Happy May! This month, we’re going to explore a sometimes controversial topic for families: Chores. We won’t be giving you ‘shoulds’ and ‘musts’, but rather, ideas for creative ways you can include your child into your daily routine. Chores are great practical life activities, and an opportunity for your child to embrace care of their environment!
To get things started this week, we’d like to empower parents to prepare their child’s environment for success. ‘Prepared environment’ is a very important Montessori philosophy, and at its core, it means carefully constructing a space with your child in mind. In the classroom, this means facilitated independent learning and exploration; for example using low shelves and tables, keeping materials in a specific place, and providing time and space to explore.
So, how can you prepare your home environment for chores? Let’s get started:
Observation is Key
Take time to observe your child this week, watching for interests and habits. Are they drawn to water, or small pieces, or outdoor activities? Is there a specific place for their toys, and do they know where they belong? When finished playing, do they expect you to pick up, or do they try by themselves first?
Take Away: Make a plan to incorporate your child in more ‘care of the environment’ activities based on your observations. Does your child love water? Make them a part of washing the dishes or floor! Perhaps they would like to water houseplants or outdoor plants. And remember, your child’s interests change based on what they need at that time in their development, so stay flexible!
Evaluate your child’s current responsibilities
As a family, who does what? If your child is currently responsible for any chores, does he or she follow through with them? Perhaps you don’t have a system, but rather habits that have evolved naturally. Think about why Dad is in charge of laundry, and why Mom does dishes.
Take Away: Your child’s skills grow quickly, so perhaps chores they once had an interest in, or were age-appropriate, no longer are. Slowly implement changes to the daily routine, even for parents or older siblings.
Language is Important
At the end of a long day, the last thing grown-ups want to do sometimes is chores. But keeping a positive attitude and using positive language about care of your environment is important. If a child feels your distaste or lack of desire to do something, they will emulate you, in the same way they copy your words or mannerisms.
Take Away: If you can, avoid bemoaning chores in front of your children. Perhaps instead comment on how nice it is to have a clean floor, or tidy closet. Try this type of language, “I would love to read a book with you before bed, but unfortunately we can’t do that until these legos are in their bin. Let’s do it together, then you can pick out a book.”
Use this week as a time for observation of your home environment! Keep in mind that your child is capable, and actually willing to help care for their space with the right preparation.

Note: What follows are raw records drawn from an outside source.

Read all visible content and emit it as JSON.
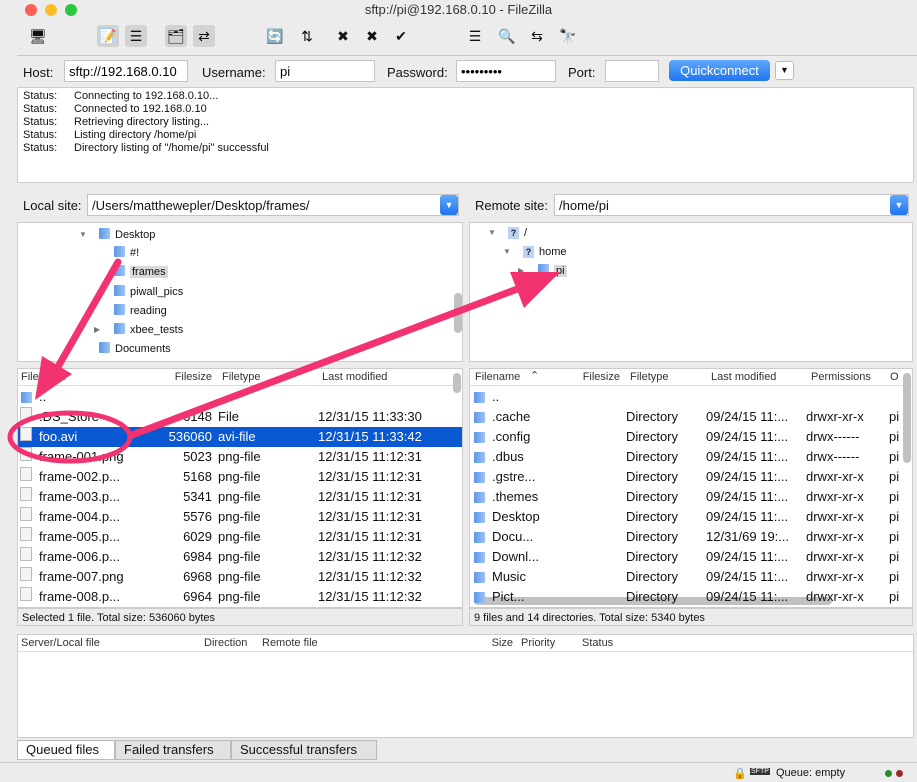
{
  "window": {
    "title": "sftp://pi@192.168.0.10 - FileZilla"
  },
  "toolbar": {
    "icons": [
      "site-manager-icon",
      "message-log-icon",
      "local-tree-icon",
      "remote-tree-icon",
      "transfer-queue-icon",
      "refresh-icon",
      "process-queue-icon",
      "cancel-icon",
      "disconnect-icon",
      "reconnect-icon",
      "filter-icon",
      "compare-icon",
      "sync-browse-icon",
      "search-icon"
    ]
  },
  "quickconnect": {
    "host_label": "Host:",
    "host": "sftp://192.168.0.10",
    "username_label": "Username:",
    "username": "pi",
    "password_label": "Password:",
    "password": "•••••••••",
    "port_label": "Port:",
    "port": "",
    "button": "Quickconnect",
    "dropdown": "▼"
  },
  "log": [
    {
      "type": "Status:",
      "msg": "Connecting to 192.168.0.10..."
    },
    {
      "type": "Status:",
      "msg": "Connected to 192.168.0.10"
    },
    {
      "type": "Status:",
      "msg": "Retrieving directory listing..."
    },
    {
      "type": "Status:",
      "msg": "Listing directory /home/pi"
    },
    {
      "type": "Status:",
      "msg": "Directory listing of \"/home/pi\" successful"
    }
  ],
  "local": {
    "site_label": "Local site:",
    "path": "/Users/matthewepler/Desktop/frames/",
    "tree": [
      "Desktop",
      "#!",
      "frames",
      "piwall_pics",
      "reading",
      "xbee_tests",
      "Documents"
    ],
    "columns": [
      "Filename",
      "Filesize",
      "Filetype",
      "Last modified"
    ],
    "files": [
      {
        "name": "..",
        "size": "",
        "type": "",
        "modified": ""
      },
      {
        "name": ".DS_Store",
        "size": "6148",
        "type": "File",
        "modified": "12/31/15 11:33:30"
      },
      {
        "name": "foo.avi",
        "size": "536060",
        "type": "avi-file",
        "modified": "12/31/15 11:33:42",
        "selected": true
      },
      {
        "name": "frame-001.png",
        "size": "5023",
        "type": "png-file",
        "modified": "12/31/15 11:12:31"
      },
      {
        "name": "frame-002.p...",
        "size": "5168",
        "type": "png-file",
        "modified": "12/31/15 11:12:31"
      },
      {
        "name": "frame-003.p...",
        "size": "5341",
        "type": "png-file",
        "modified": "12/31/15 11:12:31"
      },
      {
        "name": "frame-004.p...",
        "size": "5576",
        "type": "png-file",
        "modified": "12/31/15 11:12:31"
      },
      {
        "name": "frame-005.p...",
        "size": "6029",
        "type": "png-file",
        "modified": "12/31/15 11:12:31"
      },
      {
        "name": "frame-006.p...",
        "size": "6984",
        "type": "png-file",
        "modified": "12/31/15 11:12:32"
      },
      {
        "name": "frame-007.png",
        "size": "6968",
        "type": "png-file",
        "modified": "12/31/15 11:12:32"
      },
      {
        "name": "frame-008.p...",
        "size": "6964",
        "type": "png-file",
        "modified": "12/31/15 11:12:32"
      }
    ],
    "status": "Selected 1 file. Total size: 536060 bytes"
  },
  "remote": {
    "site_label": "Remote site:",
    "path": "/home/pi",
    "tree": [
      "/",
      "home",
      "pi"
    ],
    "columns": [
      "Filename",
      "Filesize",
      "Filetype",
      "Last modified",
      "Permissions",
      "O"
    ],
    "files": [
      {
        "name": "..",
        "size": "",
        "type": "",
        "modified": "",
        "perms": "",
        "owner": ""
      },
      {
        "name": ".cache",
        "size": "",
        "type": "Directory",
        "modified": "09/24/15 11:...",
        "perms": "drwxr-xr-x",
        "owner": "pi"
      },
      {
        "name": ".config",
        "size": "",
        "type": "Directory",
        "modified": "09/24/15 11:...",
        "perms": "drwx------",
        "owner": "pi"
      },
      {
        "name": ".dbus",
        "size": "",
        "type": "Directory",
        "modified": "09/24/15 11:...",
        "perms": "drwx------",
        "owner": "pi"
      },
      {
        "name": ".gstre...",
        "size": "",
        "type": "Directory",
        "modified": "09/24/15 11:...",
        "perms": "drwxr-xr-x",
        "owner": "pi"
      },
      {
        "name": ".themes",
        "size": "",
        "type": "Directory",
        "modified": "09/24/15 11:...",
        "perms": "drwxr-xr-x",
        "owner": "pi"
      },
      {
        "name": "Desktop",
        "size": "",
        "type": "Directory",
        "modified": "09/24/15 11:...",
        "perms": "drwxr-xr-x",
        "owner": "pi"
      },
      {
        "name": "Docu...",
        "size": "",
        "type": "Directory",
        "modified": "12/31/69 19:...",
        "perms": "drwxr-xr-x",
        "owner": "pi"
      },
      {
        "name": "Downl...",
        "size": "",
        "type": "Directory",
        "modified": "09/24/15 11:...",
        "perms": "drwxr-xr-x",
        "owner": "pi"
      },
      {
        "name": "Music",
        "size": "",
        "type": "Directory",
        "modified": "09/24/15 11:...",
        "perms": "drwxr-xr-x",
        "owner": "pi"
      },
      {
        "name": "Pict...",
        "size": "",
        "type": "Directory",
        "modified": "09/24/15 11:...",
        "perms": "drwxr-xr-x",
        "owner": "pi"
      }
    ],
    "status": "9 files and 14 directories. Total size: 5340 bytes"
  },
  "queue": {
    "columns": [
      "Server/Local file",
      "Direction",
      "Remote file",
      "Size",
      "Priority",
      "Status"
    ],
    "tabs": [
      "Queued files",
      "Failed transfers",
      "Successful transfers"
    ]
  },
  "statusbar": {
    "queue": "Queue: empty",
    "sftp_badge": "SFTP"
  },
  "colors": {
    "selection": "#0a59d2",
    "annotation": "#f2336f",
    "accent": "#1f74f0"
  }
}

For the next three weeks, we’ll explore different areas of the house, and provide practical applications for your child with inspiration from the Montessori classroom. Stay tuned!